What were you working on during your time at global dis:connect?
I was at global dis:connect from October 2021 to September 2022, working on my monograph on advertising practices and the construction of markets in an early modern border region. As academic schedules demand multi-tasking, there were also some side projects to be pursued: I finished an article discussing the emergence of the ‘Global Middle Ages’ in historical scholarship – a publication linked to my broader interest in temporality and periodisation in global history. Together with a group of colleagues, I worked on an edited volume about Encountering the Global in Early Modern Germany (hopefully appearing with Berghahn in 2024).
Where do you work now and are you still dealing with dis:connectivity?
After my stay in Munich, I returned to Tübingen University, where I work as a tenure-track professor of late-medieval and early modern global history, aiming to finish the monograph in 2024. In discussions with colleagues as well as in thinking about my own work, the theme of dis:connectivity helps me to reflect on the changed and changing position of global history. In this sense, I always found it helpful to conceive of dis:connectivity both as an agenda for obscure and invisible research topics and as a call for a more reflective edge in historical scholarship and the humanities, thinking about the conditions and limitations of our engagement with the world at large.
What work have you encountered recently that particularly impressed you?

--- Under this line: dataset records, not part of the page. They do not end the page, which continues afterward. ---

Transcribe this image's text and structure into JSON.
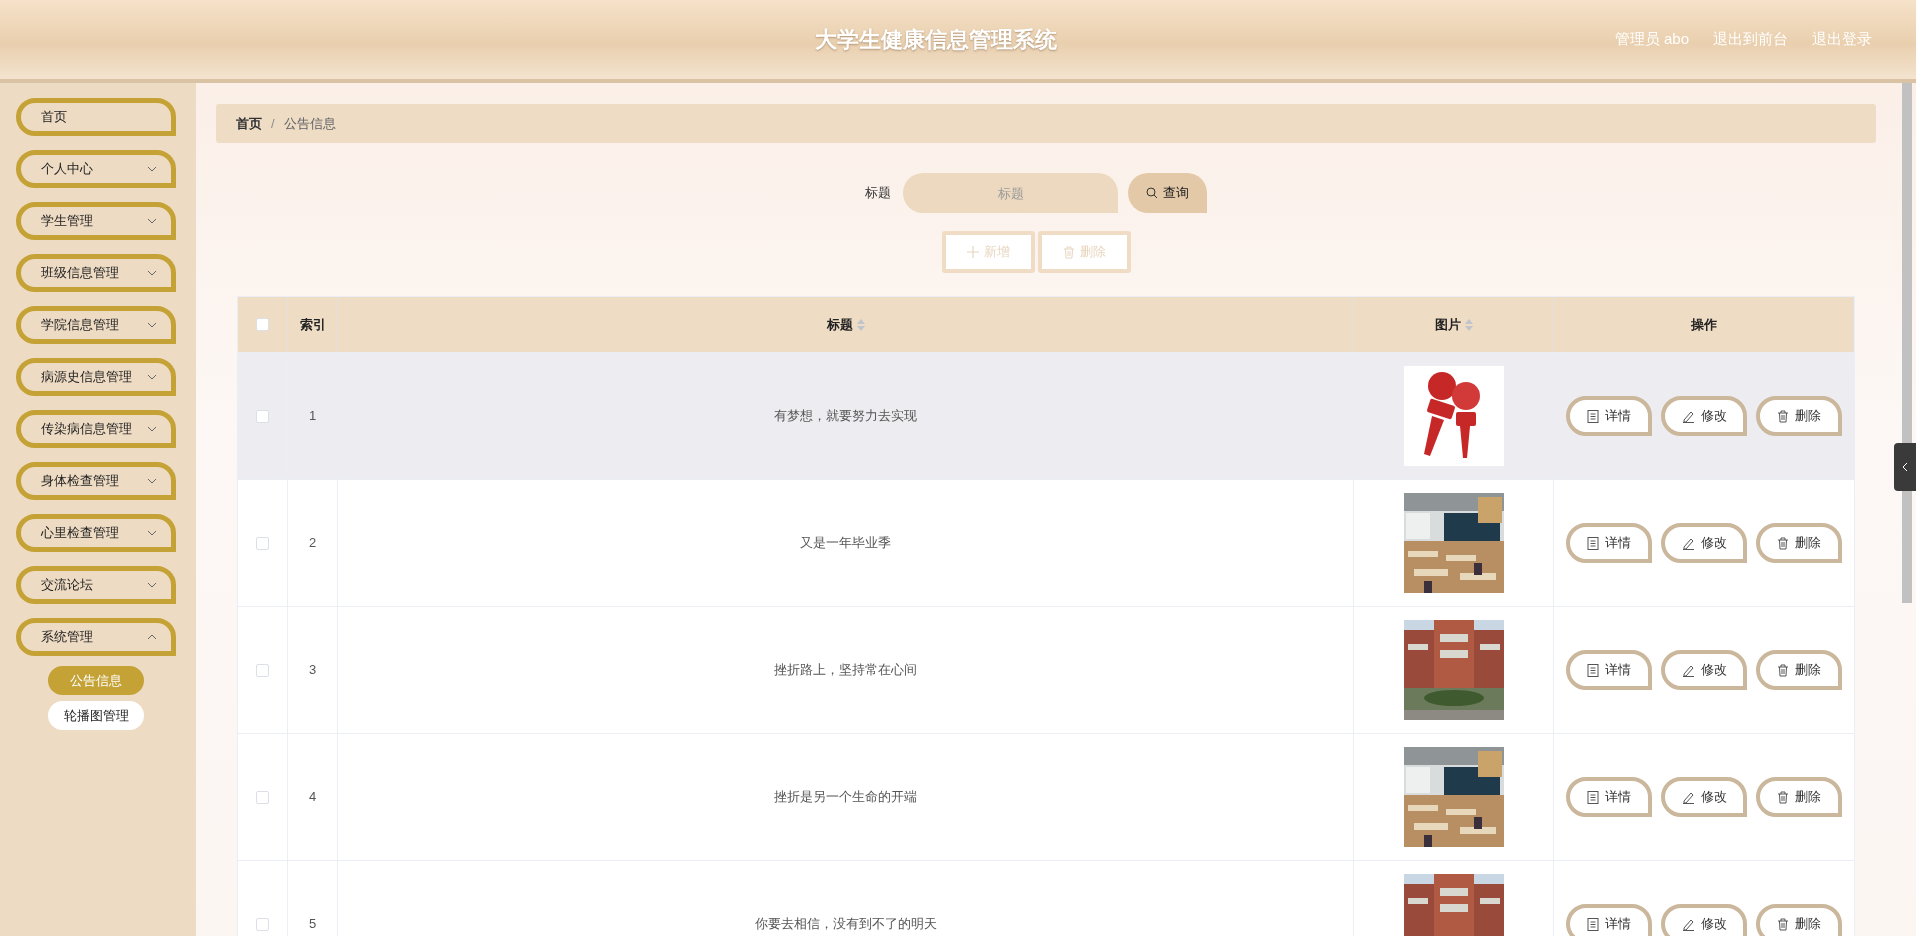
{
  "header": {
    "title": "大学生健康信息管理系统",
    "links": [
      "管理员 abo",
      "退出到前台",
      "退出登录"
    ]
  },
  "sidebar": {
    "items": [
      {
        "label": "首页",
        "kind": "link"
      },
      {
        "label": "个人中心",
        "kind": "menu",
        "expanded": false
      },
      {
        "label": "学生管理",
        "kind": "menu",
        "expanded": false
      },
      {
        "label": "班级信息管理",
        "kind": "menu",
        "expanded": false
      },
      {
        "label": "学院信息管理",
        "kind": "menu",
        "expanded": false
      },
      {
        "label": "病源史信息管理",
        "kind": "menu",
        "expanded": false
      },
      {
        "label": "传染病信息管理",
        "kind": "menu",
        "expanded": false
      },
      {
        "label": "身体检查管理",
        "kind": "menu",
        "expanded": false
      },
      {
        "label": "心里检查管理",
        "kind": "menu",
        "expanded": false
      },
      {
        "label": "交流论坛",
        "kind": "menu",
        "expanded": false
      },
      {
        "label": "系统管理",
        "kind": "menu",
        "expanded": true,
        "children": [
          {
            "label": "公告信息",
            "selected": true
          },
          {
            "label": "轮播图管理",
            "selected": false
          }
        ]
      }
    ]
  },
  "breadcrumb": {
    "separator": "/",
    "items": [
      "首页",
      "公告信息"
    ]
  },
  "search": {
    "label": "标题",
    "placeholder": "标题",
    "button": "查询"
  },
  "actions": [
    {
      "label": "新增",
      "kind": "add"
    },
    {
      "label": "删除",
      "kind": "delete"
    }
  ],
  "table": {
    "select_all": false,
    "columns": [
      {
        "label": "索引",
        "sortable": false
      },
      {
        "label": "标题",
        "sortable": true
      },
      {
        "label": "图片",
        "sortable": true
      },
      {
        "label": "操作",
        "sortable": false
      }
    ],
    "rows": [
      {
        "index": "1",
        "title": "有梦想，就要努力去实现",
        "checked": false,
        "highlighted": true,
        "image": {
          "kind": "picture"
        },
        "buttons": [
          {
            "label": "详情",
            "kind": "detail"
          },
          {
            "label": "修改",
            "kind": "edit"
          },
          {
            "label": "删除",
            "kind": "delete"
          }
        ]
      },
      {
        "index": "2",
        "title": "又是一年毕业季",
        "checked": false,
        "highlighted": false,
        "image": {
          "kind": "picture"
        },
        "buttons": [
          {
            "label": "详情",
            "kind": "detail"
          },
          {
            "label": "修改",
            "kind": "edit"
          },
          {
            "label": "删除",
            "kind": "delete"
          }
        ]
      },
      {
        "index": "3",
        "title": "挫折路上，坚持常在心间",
        "checked": false,
        "highlighted": false,
        "image": {
          "kind": "picture"
        },
        "buttons": [
          {
            "label": "详情",
            "kind": "detail"
          },
          {
            "label": "修改",
            "kind": "edit"
          },
          {
            "label": "删除",
            "kind": "delete"
          }
        ]
      },
      {
        "index": "4",
        "title": "挫折是另一个生命的开端",
        "checked": false,
        "highlighted": false,
        "image": {
          "kind": "picture"
        },
        "buttons": [
          {
            "label": "详情",
            "kind": "detail"
          },
          {
            "label": "修改",
            "kind": "edit"
          },
          {
            "label": "删除",
            "kind": "delete"
          }
        ]
      },
      {
        "index": "5",
        "title": "你要去相信，没有到不了的明天",
        "checked": false,
        "highlighted": false,
        "image": {
          "kind": "picture"
        },
        "buttons": [
          {
            "label": "详情",
            "kind": "detail"
          },
          {
            "label": "修改",
            "kind": "edit"
          },
          {
            "label": "删除",
            "kind": "delete"
          }
        ]
      }
    ]
  }
}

Stuart Hall’s Familiar Stranger: A Life Between Two Islands (2017, Duke University Press). It’s a captivating intellectual autobiography about the making of the postcolonial.
Which song could be the soundtrack for your time at gdc?
Whom would you most want as a dinner guest – anyone alive, dead or fictional?
If this is about food for thought rather than an elaborate meal, I think Thomas ‘Mad Hatter’ Tryon (1634-1703) might be an interesting dinner guest. Feasting on a cup of fresh water and some gently steamed vegetables, we could talk about religious radicalism in early modern London, life in Barbados and the Caribbean plantation economy, before moving on to discuss Jacob Böhme, Hindu religion and the importance of a well-aired bedroom, alongside vegetarianism and animal rights. It would be hardly anything than a very sober meal but a thought-provoking one, to be sure.